Nitty-gritty is  one should be able to anticipate and take measures for all the attacks in the world they could face in their systems. 

 

By allowing the traffic as it is ...and leave the problem(responsibility of securing) to the prowess of network applications, EDR, DB Systems and application software.

 

 

 

 

Mouli, CISSP
Contributor I

Re: Privacy Scanning

 

Malware packed executables that can lead to malicious file execution attacks, image tag injection with HTML content and scripts that can lead to XSS and clickjacking attacks, unsanitized Mashup content and HTML5 tag abuse attacks are some examples of how the content can be used as an attack vector.

 

So if content scanning is necessarily restricted for scanning due to privacy, then the software (applications) should be resilient enough to withstand or thwart the above mentioned attacks...seems Defense in Depth principle is being diluted or unevenly distributed

 

If more security is required ...should shed some privacy... they are never complementary each other..

 

 

 

 

Mouli, CISSP
Newcomer II

Re: Privacy Scanning

Consent first and foremost and remember to configure your proxy to bypass personally sensitive sites such as banking sites etc. ie. you proxy should not inspect these sites at all.

Contributor II

Re: Privacy Scanning


@iluom wrote:

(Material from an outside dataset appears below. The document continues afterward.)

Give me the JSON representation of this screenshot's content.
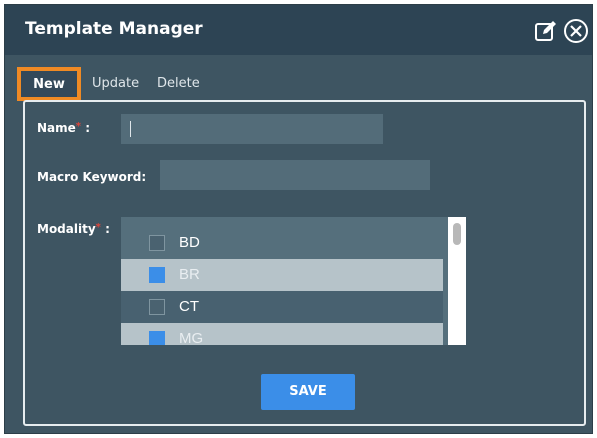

So if content scanning is necessarily restricted for scanning due to privacy, then the software (applications) should be resilient enough to withstand or thwart the above mentioned attacks...seems Defense in Depth principle is being diluted or unevenly distributed

 


The core issue legally and ethically is a reasonable expectation of privacy. HTTPS is supposed to represent end-to-end encryption. If you want to scan all traffic, disable HTTPS - don't give users a sense that their communications are encrypted from end-to-end. The other way of looking at this is that while there may be a threat in an encrypted channel, it still needs the vulnerability on the target system/network to materialize. I don't think ensuring privacy dilutes defense in depth. As you noted, the scenario you depict is essentially a man in the middle mechanism. If an organization can provide absolute assurance that it won't be abused, then shouldn't it be able to provide absolute assurance that its systems have been hardened (i.e. can withstand an attack via an encrypted channel)? Similarly, if it can't provide the assurance that a system isn't vulnerable to some encrypted attack, then it also can't be assured that its scanning of encrypted traffic can't be abused either.